main control module switch means for energizing said system, said switch means connected to said pair of main control module connector contacts and selectively operable to form a complete circuit through which current can flow including said electrically continuous conductors of said control module.

15. The system of claim 14 wherein said start means of said main control module comprises:

normally open start switch means electrically joined between said main control module output source contact and a source of electrical energy; and

start switch operating means for closing said switch and thereby energizing said main control module output source contact.

'16. The system of claim 15y further comprising:

an electrically continuous recycle conductor joining a recycle contact of said input plug connector of said control module to a recycle contact of said output plug connector of said control module;

a power module connector plug source contact disposed to join to a control module output source contact;

a power module connector plug recycle contact disposed to join to a control module output recycle contact and electrically joined to said power module connector plug source contact whereby energization of the output source contact of a control module joined to said power module results in energization of said recycle conductor; and

a main control module connector plug recycle contact disposed to join to a control module input connector contact and electrically connected to said start switch operating means whereby said switch operating means causes said normally open start -switch means to close in response to energization of said recycle conductor.

17. The System of claim 15 further comprising:

counter switch means electrically joined to said power module source contact whereby said counter switch means is pulsed each time said system cycles, said switch means operable in response to receiving a predetermined number of pulses to shut the system down.

18. A modular control system for initiating a plurality of machine operations wherein certain stages of the machine operations are evidenced by control signals from said machine or machines, comprising in combination:

a power module supplying a source of electrical energy;

a main control module for initiating system operation and including circuit means responsive to a start signal to energize its output;

a plurality of control modules each having an input and an output and including circuit means responsive to electrical energy at its input to energize a plug means associated therewith for connection with the machine, said control modules further including transfer circuit means disposed to receive control signals and responsive thereto when, and only when,

the plug means of their respective control modules are energized to energize their output; and

connector means electrically joining the several control modules in electrical series between said power module and said main control module whereby each control lmodule has its input joined to the output of an adjoining control module and its output joined to the other adjoining control module, except for one of said control modules which has its input connected to said main control module and except for another of said control modules which has its output connected to said power module.

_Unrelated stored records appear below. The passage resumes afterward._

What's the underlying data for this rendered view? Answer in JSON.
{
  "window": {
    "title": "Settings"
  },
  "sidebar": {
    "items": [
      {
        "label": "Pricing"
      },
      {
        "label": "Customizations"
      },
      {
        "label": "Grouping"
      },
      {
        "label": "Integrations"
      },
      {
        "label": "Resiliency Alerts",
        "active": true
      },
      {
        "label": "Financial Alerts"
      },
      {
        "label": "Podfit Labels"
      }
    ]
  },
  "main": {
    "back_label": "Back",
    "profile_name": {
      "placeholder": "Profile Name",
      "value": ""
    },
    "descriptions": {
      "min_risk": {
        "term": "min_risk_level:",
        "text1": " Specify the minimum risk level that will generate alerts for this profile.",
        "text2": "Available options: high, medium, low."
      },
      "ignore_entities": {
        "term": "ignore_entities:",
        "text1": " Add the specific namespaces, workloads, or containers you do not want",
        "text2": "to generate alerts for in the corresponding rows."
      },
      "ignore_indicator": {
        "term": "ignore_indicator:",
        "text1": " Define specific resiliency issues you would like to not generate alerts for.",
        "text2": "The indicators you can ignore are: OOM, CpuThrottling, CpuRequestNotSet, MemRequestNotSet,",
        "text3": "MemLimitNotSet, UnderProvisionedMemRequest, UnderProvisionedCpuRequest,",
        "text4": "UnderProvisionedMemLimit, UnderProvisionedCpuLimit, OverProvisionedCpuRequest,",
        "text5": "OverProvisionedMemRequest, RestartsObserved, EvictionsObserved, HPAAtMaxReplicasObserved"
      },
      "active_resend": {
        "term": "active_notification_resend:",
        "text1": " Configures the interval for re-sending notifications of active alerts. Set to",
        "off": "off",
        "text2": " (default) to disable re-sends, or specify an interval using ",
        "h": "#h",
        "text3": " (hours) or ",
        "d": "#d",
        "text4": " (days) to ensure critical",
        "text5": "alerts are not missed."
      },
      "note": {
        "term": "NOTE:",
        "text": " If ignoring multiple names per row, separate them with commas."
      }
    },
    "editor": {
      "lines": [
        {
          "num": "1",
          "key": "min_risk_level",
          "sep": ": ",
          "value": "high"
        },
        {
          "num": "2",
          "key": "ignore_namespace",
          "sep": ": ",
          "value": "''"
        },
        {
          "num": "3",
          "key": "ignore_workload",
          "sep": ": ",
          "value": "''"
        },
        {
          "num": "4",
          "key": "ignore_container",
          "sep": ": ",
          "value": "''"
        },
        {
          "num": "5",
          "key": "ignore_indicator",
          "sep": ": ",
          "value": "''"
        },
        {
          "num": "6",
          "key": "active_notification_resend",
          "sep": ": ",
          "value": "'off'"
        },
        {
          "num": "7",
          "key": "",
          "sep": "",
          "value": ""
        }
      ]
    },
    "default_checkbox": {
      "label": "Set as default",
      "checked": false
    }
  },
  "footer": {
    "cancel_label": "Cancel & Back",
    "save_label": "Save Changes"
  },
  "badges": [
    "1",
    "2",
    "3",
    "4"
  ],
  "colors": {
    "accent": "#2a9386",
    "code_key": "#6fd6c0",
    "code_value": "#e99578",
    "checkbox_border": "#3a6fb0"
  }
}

19. The control system of claim 18 wherein said control module transfer circuit means is further responsive to a control signal to cause the plug means of its control module to be de-energized.

References Cited UNITED STATES PATENTS 10/1964 Procter 307--39 X 5/1966 Rickert 307-36 X

Patent Citations
Cited PatentFiling datePublication dateApplicantTitle
US3153728 *Mar 30, 1960Oct 20, 1964Elmer HankesWelding control apparatus
US3249703 *Feb 25, 1963May 3, 1966Bell Telephone Labor IncSwitching converter power supplies with series-connected inputs
Referenced by
Citing PatentFiling datePublication dateApplicantTitle
US3535541 *Jul 26, 1968Oct 20, 1970Gen ElectricSystem for sequentially connecting a coil-transforming power supply to one of a plurality of inductive devices
USRE29642 *Feb 28, 1977May 23, 1978Ball CorporationProgrammable automatic controller
Classifications
U.S. Classification307/38
International ClassificationG05B19/04
Cooperative ClassificationG05B19/0405, G05B2219/25315
European ClassificationG05B19/04D